“Protecting the environment is important for everyone, whether you’re a rural land holder in the interior of Queensland or on the coast, whether you’re involved in agricultural production, or you want to protect wildlife. So, I’d love it, if all our political parties had strong and effective policies to address climate change and protect resources like water. The EDO is very happy to meet and deal with all political parties. We’re not politically aligned. But it just happens a few of our former staff are now in politics. And we advocate to them as we advocate to all the other important decision makers.”

Jo has been a Green Party candidate twice, once for Brisbane Lord Mayor and once for the seat of South Brisbane. She doesn’t think she will ever have another tilt at politics but says the experience taught her a lot.

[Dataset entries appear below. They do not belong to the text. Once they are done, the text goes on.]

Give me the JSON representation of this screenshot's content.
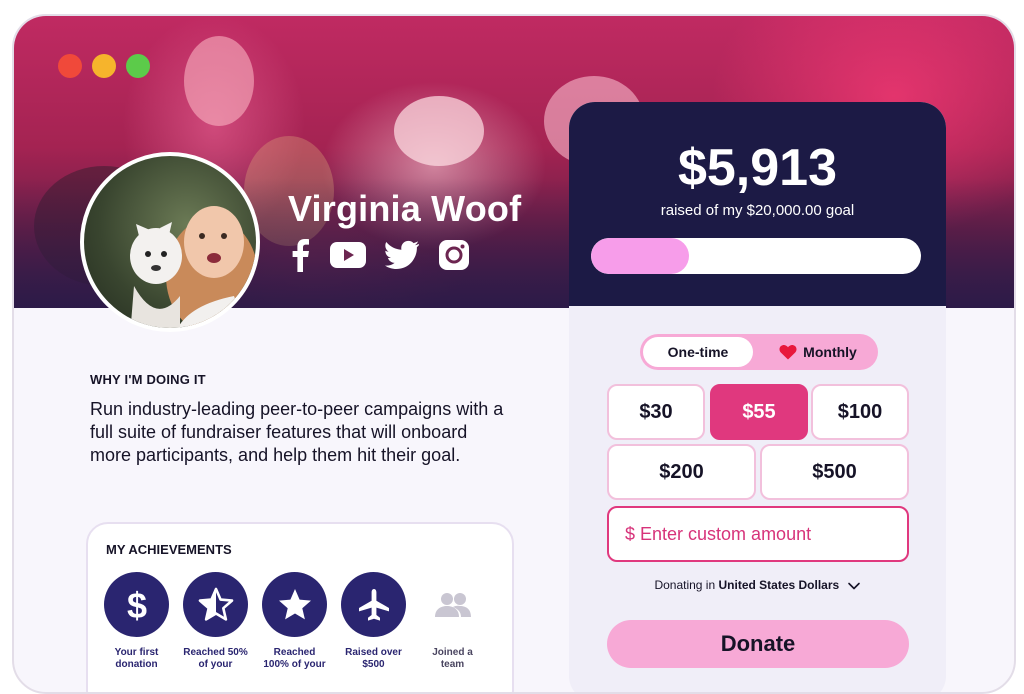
{
  "window": {
    "controls": [
      "close",
      "minimize",
      "maximize"
    ]
  },
  "profile": {
    "name": "Virginia Woof",
    "socials": [
      "facebook-icon",
      "youtube-icon",
      "twitter-icon",
      "instagram-icon"
    ]
  },
  "why": {
    "label": "WHY I'M DOING IT",
    "text": "Run industry-leading peer-to-peer campaigns with a full suite of fundraiser features that will onboard more participants, and help them hit their goal."
  },
  "achievements": {
    "title": "MY ACHIEVEMENTS",
    "badges": [
      {
        "icon": "dollar-icon",
        "label": "Your first donation"
      },
      {
        "icon": "half-star-icon",
        "label": "Reached 50% of your"
      },
      {
        "icon": "star-icon",
        "label": "Reached 100% of your"
      },
      {
        "icon": "airplane-icon",
        "label": "Raised over $500"
      },
      {
        "icon": "group-icon",
        "label": "Joined a team"
      }
    ]
  },
  "donation": {
    "raised": "$5,913",
    "goal_text": "raised of my $20,000.00 goal",
    "progress_fraction": 0.2957,
    "frequency": {
      "one_time": "One-time",
      "monthly": "Monthly",
      "selected": "One-time"
    },
    "amounts": [
      "$30",
      "$55",
      "$100",
      "$200",
      "$500"
    ],
    "selected_amount": "$55",
    "custom_placeholder": "$ Enter custom amount",
    "currency_prefix": "Donating in",
    "currency": "United States Dollars",
    "donate_label": "Donate"
  },
  "colors": {
    "accent_pink": "#e0387e",
    "navy": "#1c1a45",
    "progress": "#f79dea"
  }
}
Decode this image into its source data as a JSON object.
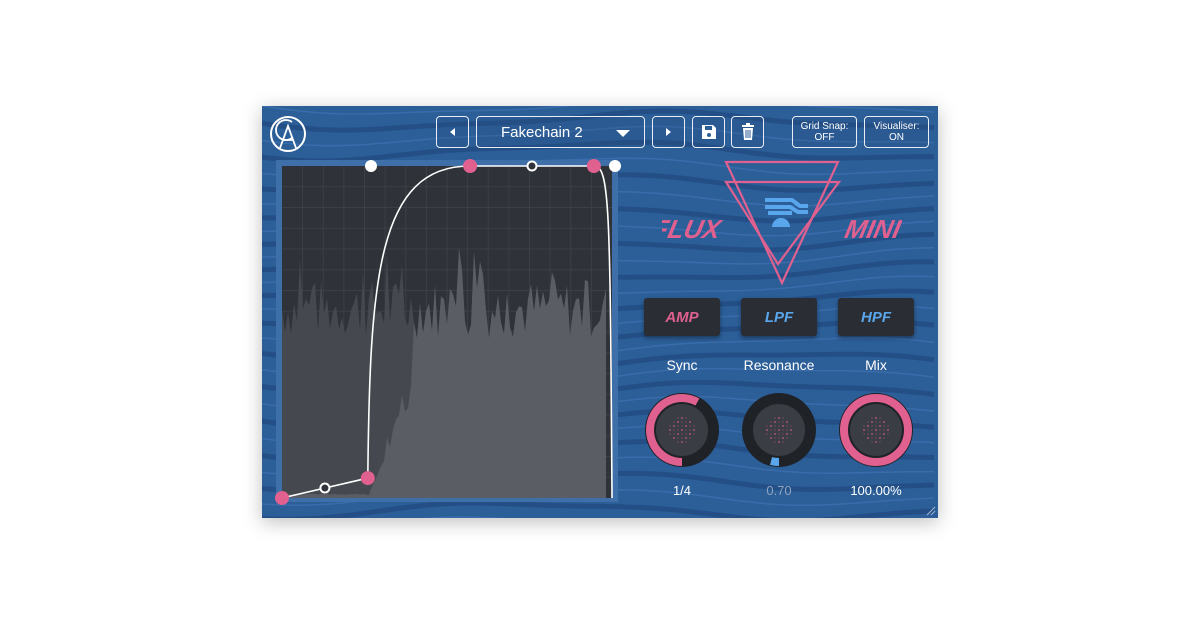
{
  "header": {
    "preset_name": "Fakechain 2",
    "prev_icon": "triangle-left-icon",
    "next_icon": "triangle-right-icon",
    "dropdown_icon": "caret-down-icon",
    "save_icon": "floppy-disk-icon",
    "delete_icon": "trash-icon",
    "grid_snap_label": "Grid Snap:",
    "grid_snap_value": "OFF",
    "visualiser_label": "Visualiser:",
    "visualiser_value": "ON"
  },
  "logo": {
    "brand_text": "FLUX MINI",
    "left_word": "FLUX",
    "right_word": "MINI"
  },
  "modes": [
    {
      "label": "AMP",
      "active": true
    },
    {
      "label": "LPF",
      "active": false
    },
    {
      "label": "HPF",
      "active": false
    }
  ],
  "knobs": [
    {
      "label": "Sync",
      "value": "1/4",
      "level": 0.58,
      "color": "#e0608f",
      "enabled": true
    },
    {
      "label": "Resonance",
      "value": "0.70",
      "level": 0.04,
      "color": "#5aa6ec",
      "enabled": false
    },
    {
      "label": "Mix",
      "value": "100.00%",
      "level": 1.0,
      "color": "#e0608f",
      "enabled": true
    }
  ],
  "envelope": {
    "points": [
      [
        0,
        0
      ],
      [
        0.26,
        0.06
      ],
      [
        0.57,
        1
      ],
      [
        0.945,
        1
      ],
      [
        1,
        0
      ]
    ]
  },
  "colors": {
    "background": "#2c5e98",
    "accent_pink": "#e0608f",
    "accent_blue": "#5aa6ec",
    "graph_bg": "#2f3238"
  }
}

“It was good to have a go, and it certainly gave me more sophisticated understanding of how important it is to convince our politicians to protect the environment and community rights. But no, I don’t see myself doing that again in the near future.”

Revel Pointon who has worked with Jo for the past nine years said Jo grew the EDO from from one part-time lawyer to being one of the biggest EDOs in Australia.

Jo was one of the visionaries that saw that the strength of the EDO will come from us all working together across the nation and she led the way in the EDO becoming a nationalised front and is now bigger than ever with about one hundred staff. And all of that is thanks to Jo’s vision and bravery in moving the EDO from a tiny start to this incredible machine with energy to take on the likes of ADANI, the federal and state governments when they’re not making good enough decisions and leading the charge in environmental conservation.

I think having the nation recognise that the work that Jo has done and that environmental lawyers do, is a valued contribution to our nation is really heartening and inspiring. So often, we’re fighting for recognition and value, and respects – that our longest serving EDO solicitor is recognised with such a prestigious award demonstrates that it’s valued work that’s in the interest of everybody.

Hopes for the Future

Jo hopes that through good communication and awareness of the issues facing us, we will see better public participation and more robust and better environmental laws, and through compliance with those laws, climate change will be addressed more effectively.

I’m very impressed by the skills and sophistication of the young lawyers and local young people I meet. My fears and concerns are that we need strong anti-corruption legislation federally. We need a national anti-corruption commission with expansive powers. And we need strong laws limiting political donations to have a better and more effective democracy.

Jo sustains her hope through swimming with friends, bush-walking, bird watching, and strong relations and shared values with her colleagues at the EDO.

“These all help me manage the negative mental impacts of climate change and all the negativity of those impacts.”

“But maybe, above all, I’d say it’s being active and being in constant motion doing something positive to combat some of these threats to the environment. I don’t think about climate grief – I completely understand it – but I choose not to describe myself as feeling climate grief; I prefer to describe myself as channeling concern into action.”

Galley of images from Jo’s celebrations at Orleigh Park on Sunday 20 March – click on image for details.

Cover image, Jo with her son Huon Kane’s, portray “The Owl”, submitted to the Brisbane Portrait Prize.